When getting to the doctor isn’t possible or practical, it’s good to know that an accredited ECP pharmacist is available at most Unichem Pharmacies for you to talk to and who can give you the ECP if appropriate.

How the emergency contraceptive pill works

The ECP prevents pregnancy by delaying the release of an egg from your ovary until sperm are no longer active, and changing the lining of your uterus so a fertilised egg cannot implant and develop.

The ECP is for emergency use only and is not a substitute for regular contraception.

The ECP’s effectiveness

The emergency contraceptive pill will be most effective if you take it as soon as possible after unprotected sex.
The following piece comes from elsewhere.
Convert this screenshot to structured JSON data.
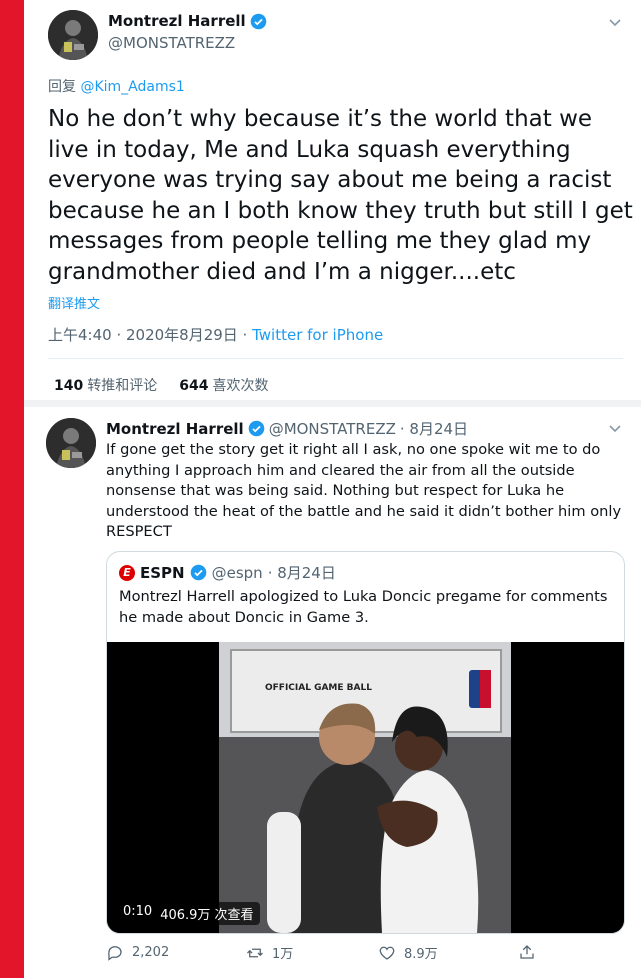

Taking the ECP within 24 hours is best, but it can prevent pregnancy if taken up to 72 hours after unprotected sex.

The ECP has been shown to prevent:

  • 95% of expected pregnancies when taken within 24 hours of unprotected sex
  • 85% if taken within 25 - 48 hours
  • 58% if taken within 49 - 72 hours
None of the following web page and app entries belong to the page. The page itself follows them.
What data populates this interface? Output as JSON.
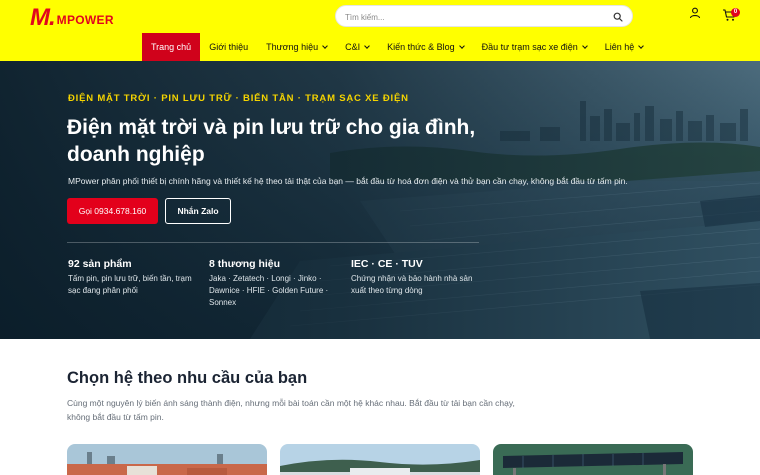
{
  "header": {
    "logo_mark": "M.",
    "logo_text": "MPOWER",
    "search_placeholder": "Tìm kiếm...",
    "cart_count": "0",
    "nav": [
      {
        "label": "Trang chủ",
        "active": true,
        "dropdown": false
      },
      {
        "label": "Giới thiệu",
        "active": false,
        "dropdown": false
      },
      {
        "label": "Thương hiệu",
        "active": false,
        "dropdown": true
      },
      {
        "label": "C&I",
        "active": false,
        "dropdown": true
      },
      {
        "label": "Kiến thức & Blog",
        "active": false,
        "dropdown": true
      },
      {
        "label": "Đầu tư trạm sạc xe điện",
        "active": false,
        "dropdown": true
      },
      {
        "label": "Liên hệ",
        "active": false,
        "dropdown": true
      }
    ]
  },
  "hero": {
    "eyebrow": "ĐIỆN MẶT TRỜI · PIN LƯU TRỮ · BIẾN TẦN · TRẠM SẠC XE ĐIỆN",
    "title": "Điện mặt trời và pin lưu trữ cho gia đình, doanh nghiệp",
    "description": "MPower phân phối thiết bị chính hãng và thiết kế hệ theo tải thật của bạn — bắt đầu từ hoá đơn điện và thử bạn cần chạy, không bắt đầu từ tấm pin.",
    "call_button": "Gọi 0934.678.160",
    "zalo_button": "Nhắn Zalo",
    "stats": [
      {
        "value": "92 sản phẩm",
        "desc": "Tấm pin, pin lưu trữ, biến tần, trạm sạc đang phân phối"
      },
      {
        "value": "8 thương hiệu",
        "desc": "Jaka · Zetatech · Longi · Jinko · Dawnice · HFIE · Golden Future · Sonnex"
      },
      {
        "value": "IEC · CE · TUV",
        "desc": "Chứng nhận và bảo hành nhà sản xuất theo từng dòng"
      }
    ]
  },
  "section": {
    "title": "Chọn hệ theo nhu cầu của bạn",
    "description": "Cùng một nguyên lý biến ánh sáng thành điện, nhưng mỗi bài toán cần một hệ khác nhau. Bắt đầu từ tải bạn cần chạy, không bắt đầu từ tấm pin."
  },
  "colors": {
    "brand_red": "#e1061d",
    "header_yellow": "#ffff00",
    "eyebrow_yellow": "#f5d400"
  }
}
It’s important to note that the ECP does not protect against sexually transmitted infections (STIs). If you have any concerns speak with your Unichem Pharmacist, doctor or family planning clinic.

Possible side effects

You may experience the following side effects but they should resolve within a few days:

  • Breast tenderness
  • Dizziness
  • Headache
  • Nausea
  • Tiredness
  • Vomiting

If vomiting occurs within three hours of taking the ECP, another dose should be taken immediately. 

Your next period will probably come at the expected time, but it may be early or late, and it could be heavier than usual.

You should make an appointment to see your doctor immediately if:

  • Your next period is unusually light or heavy, more than 5 days late or, if you’re taking oral contraceptives and there is no bleeding in the pill-free interval
  • If you have any lower abdominal pain

Some precautions to take

Contraception

It’s recommended that you use a barrier contraceptive (condoms) until your next period.

If you use a contraceptive pill, keep taking the hormonal pills as normal and use additional barrier protection for seven days. If you have less than seven hormonal pills left in the packet, you should continue with the next pack and omit the seven day break or placebo (sugar) tablets.

Pregnancy

The emergency contraceptive pill is generally safe to take while breastfeeding, but check with your Unichem Pharmacist or doctor if you are concerned.

Tania – Pharmacist, Unichem Albany Metro, Auckland